*TASK GOAL*. Filter the entries down to the lines holding "icon", then copy those lines.

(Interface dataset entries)
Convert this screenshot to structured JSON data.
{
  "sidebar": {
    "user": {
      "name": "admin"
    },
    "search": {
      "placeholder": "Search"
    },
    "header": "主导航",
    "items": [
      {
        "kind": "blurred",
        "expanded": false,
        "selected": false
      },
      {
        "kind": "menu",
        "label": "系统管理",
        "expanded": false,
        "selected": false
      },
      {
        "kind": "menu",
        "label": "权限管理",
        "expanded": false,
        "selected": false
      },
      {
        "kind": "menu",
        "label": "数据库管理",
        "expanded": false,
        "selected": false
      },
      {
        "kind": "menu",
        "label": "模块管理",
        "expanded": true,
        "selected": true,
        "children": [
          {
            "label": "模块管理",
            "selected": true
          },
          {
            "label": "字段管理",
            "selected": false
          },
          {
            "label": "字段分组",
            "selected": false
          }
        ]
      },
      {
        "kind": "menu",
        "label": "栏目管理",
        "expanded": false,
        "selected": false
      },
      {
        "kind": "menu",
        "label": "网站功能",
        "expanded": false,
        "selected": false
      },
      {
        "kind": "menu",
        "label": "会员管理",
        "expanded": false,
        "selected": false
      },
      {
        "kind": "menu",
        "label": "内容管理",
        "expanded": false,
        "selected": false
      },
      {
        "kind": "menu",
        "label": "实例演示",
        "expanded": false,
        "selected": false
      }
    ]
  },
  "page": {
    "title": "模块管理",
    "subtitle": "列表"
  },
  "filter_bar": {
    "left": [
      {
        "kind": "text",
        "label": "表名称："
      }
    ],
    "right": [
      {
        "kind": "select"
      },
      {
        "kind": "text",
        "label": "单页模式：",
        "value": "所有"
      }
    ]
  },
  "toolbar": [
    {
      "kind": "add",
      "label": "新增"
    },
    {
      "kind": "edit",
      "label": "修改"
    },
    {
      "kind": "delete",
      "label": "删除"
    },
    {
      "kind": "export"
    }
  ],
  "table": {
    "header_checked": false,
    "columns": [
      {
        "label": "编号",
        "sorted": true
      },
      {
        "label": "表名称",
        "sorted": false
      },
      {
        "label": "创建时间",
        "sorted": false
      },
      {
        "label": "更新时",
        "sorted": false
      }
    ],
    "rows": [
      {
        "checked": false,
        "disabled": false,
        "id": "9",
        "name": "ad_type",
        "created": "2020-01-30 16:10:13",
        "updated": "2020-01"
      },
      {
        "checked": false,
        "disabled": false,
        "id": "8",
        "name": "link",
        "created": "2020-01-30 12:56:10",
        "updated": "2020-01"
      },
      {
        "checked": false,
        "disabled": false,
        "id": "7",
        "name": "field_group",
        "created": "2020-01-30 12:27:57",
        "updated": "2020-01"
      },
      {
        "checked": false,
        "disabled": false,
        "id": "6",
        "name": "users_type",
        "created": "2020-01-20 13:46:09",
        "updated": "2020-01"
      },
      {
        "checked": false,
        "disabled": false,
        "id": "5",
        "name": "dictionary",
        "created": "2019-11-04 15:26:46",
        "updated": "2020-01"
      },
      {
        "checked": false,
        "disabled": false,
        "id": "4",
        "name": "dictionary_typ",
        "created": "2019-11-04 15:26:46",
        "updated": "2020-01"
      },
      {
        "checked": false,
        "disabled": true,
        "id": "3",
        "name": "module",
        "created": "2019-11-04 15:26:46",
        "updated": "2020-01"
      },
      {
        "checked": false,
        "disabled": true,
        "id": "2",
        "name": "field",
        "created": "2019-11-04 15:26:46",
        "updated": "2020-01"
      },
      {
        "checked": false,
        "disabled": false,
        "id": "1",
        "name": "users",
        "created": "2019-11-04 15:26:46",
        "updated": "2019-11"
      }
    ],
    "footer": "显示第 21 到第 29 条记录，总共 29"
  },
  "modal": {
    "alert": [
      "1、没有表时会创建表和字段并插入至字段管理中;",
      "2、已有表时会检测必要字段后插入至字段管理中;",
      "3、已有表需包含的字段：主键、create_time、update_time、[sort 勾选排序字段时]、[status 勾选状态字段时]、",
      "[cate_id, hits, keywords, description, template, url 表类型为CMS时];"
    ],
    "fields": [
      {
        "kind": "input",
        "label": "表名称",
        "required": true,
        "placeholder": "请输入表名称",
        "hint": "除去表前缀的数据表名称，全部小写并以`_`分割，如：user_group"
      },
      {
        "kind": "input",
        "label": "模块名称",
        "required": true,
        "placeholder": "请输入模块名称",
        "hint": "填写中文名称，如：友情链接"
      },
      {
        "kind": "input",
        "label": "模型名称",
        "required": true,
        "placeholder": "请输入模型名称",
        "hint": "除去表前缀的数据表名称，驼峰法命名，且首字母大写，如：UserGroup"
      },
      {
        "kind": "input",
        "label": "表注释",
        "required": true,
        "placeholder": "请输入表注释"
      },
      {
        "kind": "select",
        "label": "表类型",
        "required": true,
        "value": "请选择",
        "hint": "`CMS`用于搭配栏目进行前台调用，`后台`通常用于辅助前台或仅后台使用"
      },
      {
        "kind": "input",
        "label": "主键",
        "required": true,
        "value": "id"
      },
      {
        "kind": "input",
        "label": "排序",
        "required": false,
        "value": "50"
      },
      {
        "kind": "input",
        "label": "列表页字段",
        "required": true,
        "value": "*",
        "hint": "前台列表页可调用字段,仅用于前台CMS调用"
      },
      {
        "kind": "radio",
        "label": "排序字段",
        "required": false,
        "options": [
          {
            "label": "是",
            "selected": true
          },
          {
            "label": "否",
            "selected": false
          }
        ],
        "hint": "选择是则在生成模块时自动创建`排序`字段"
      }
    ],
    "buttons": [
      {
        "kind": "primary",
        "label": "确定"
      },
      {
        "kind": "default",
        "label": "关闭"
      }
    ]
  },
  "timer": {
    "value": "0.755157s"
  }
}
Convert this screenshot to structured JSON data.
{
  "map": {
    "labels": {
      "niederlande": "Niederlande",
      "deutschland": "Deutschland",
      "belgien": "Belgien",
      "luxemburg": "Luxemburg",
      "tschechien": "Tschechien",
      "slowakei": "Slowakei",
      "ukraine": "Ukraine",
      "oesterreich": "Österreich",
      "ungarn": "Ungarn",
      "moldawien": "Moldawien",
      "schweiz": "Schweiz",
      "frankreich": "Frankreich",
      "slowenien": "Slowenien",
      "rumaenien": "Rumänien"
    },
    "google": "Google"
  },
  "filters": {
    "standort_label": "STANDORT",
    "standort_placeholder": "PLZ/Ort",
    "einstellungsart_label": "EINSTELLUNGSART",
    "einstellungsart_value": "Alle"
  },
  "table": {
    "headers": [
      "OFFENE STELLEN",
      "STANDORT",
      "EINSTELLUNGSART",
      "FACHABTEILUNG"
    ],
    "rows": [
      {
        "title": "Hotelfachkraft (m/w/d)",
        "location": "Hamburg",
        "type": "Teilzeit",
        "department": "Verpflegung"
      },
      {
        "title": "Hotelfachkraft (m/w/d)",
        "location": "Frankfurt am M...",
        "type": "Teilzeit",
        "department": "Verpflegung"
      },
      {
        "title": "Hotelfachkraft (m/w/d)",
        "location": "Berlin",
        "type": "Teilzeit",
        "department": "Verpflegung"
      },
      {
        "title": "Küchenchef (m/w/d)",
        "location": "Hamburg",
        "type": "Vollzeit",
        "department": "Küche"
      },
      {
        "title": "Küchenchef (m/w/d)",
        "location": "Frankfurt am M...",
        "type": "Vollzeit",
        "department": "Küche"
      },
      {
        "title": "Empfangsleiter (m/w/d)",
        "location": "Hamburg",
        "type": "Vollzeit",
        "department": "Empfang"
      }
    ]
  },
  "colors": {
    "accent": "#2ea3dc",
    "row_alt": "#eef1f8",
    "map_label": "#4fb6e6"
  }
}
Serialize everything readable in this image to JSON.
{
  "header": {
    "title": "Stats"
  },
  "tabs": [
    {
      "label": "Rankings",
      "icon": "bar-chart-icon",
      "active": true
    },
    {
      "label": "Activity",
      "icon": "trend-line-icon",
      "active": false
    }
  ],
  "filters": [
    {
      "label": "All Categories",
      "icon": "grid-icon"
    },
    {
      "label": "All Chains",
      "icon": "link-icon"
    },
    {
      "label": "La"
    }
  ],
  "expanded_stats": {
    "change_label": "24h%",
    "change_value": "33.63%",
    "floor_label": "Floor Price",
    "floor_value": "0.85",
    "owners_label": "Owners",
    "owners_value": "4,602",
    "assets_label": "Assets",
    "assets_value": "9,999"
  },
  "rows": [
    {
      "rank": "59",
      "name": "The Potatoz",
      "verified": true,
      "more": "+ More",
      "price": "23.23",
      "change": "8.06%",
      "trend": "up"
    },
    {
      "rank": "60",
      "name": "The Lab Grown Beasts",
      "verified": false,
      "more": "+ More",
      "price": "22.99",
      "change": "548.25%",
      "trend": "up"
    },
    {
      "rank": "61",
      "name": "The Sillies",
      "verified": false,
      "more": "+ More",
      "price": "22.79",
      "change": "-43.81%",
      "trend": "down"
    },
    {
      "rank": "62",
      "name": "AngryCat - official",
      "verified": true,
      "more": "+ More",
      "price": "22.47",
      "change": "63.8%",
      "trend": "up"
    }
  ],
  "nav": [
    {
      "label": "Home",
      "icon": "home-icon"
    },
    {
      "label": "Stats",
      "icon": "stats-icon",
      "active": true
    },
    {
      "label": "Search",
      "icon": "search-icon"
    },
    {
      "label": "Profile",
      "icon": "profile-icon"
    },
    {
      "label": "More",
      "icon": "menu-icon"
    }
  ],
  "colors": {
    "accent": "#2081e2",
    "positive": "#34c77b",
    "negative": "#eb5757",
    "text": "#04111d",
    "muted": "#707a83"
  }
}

*EXPECTED ANSWER*.
      "icon": "bar-chart-icon",
      "icon": "trend-line-icon",
      "icon": "grid-icon"
      "icon": "link-icon"
      "icon": "home-icon"
      "icon": "stats-icon",
      "icon": "search-icon"
      "icon": "profile-icon"
      "icon": "menu-icon"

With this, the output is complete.